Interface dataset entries
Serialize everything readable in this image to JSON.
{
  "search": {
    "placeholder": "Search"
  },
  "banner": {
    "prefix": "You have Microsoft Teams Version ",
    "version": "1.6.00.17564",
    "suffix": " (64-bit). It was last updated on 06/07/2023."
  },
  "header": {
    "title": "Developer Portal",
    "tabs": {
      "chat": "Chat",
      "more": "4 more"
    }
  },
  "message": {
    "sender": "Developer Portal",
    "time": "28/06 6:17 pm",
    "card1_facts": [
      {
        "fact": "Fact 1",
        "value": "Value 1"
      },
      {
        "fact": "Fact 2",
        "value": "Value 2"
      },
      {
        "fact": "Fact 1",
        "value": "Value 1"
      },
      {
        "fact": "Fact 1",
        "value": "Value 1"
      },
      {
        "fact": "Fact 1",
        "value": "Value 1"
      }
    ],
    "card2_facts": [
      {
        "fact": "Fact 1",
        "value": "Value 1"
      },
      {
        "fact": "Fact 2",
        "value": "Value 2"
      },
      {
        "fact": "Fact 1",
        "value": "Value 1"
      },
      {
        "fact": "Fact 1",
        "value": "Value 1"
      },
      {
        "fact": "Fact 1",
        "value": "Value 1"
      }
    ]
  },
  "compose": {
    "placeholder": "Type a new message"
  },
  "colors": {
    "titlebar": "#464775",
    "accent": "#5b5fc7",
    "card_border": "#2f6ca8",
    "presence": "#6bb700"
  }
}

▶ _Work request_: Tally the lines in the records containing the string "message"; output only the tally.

▶ _Exercise response_: 2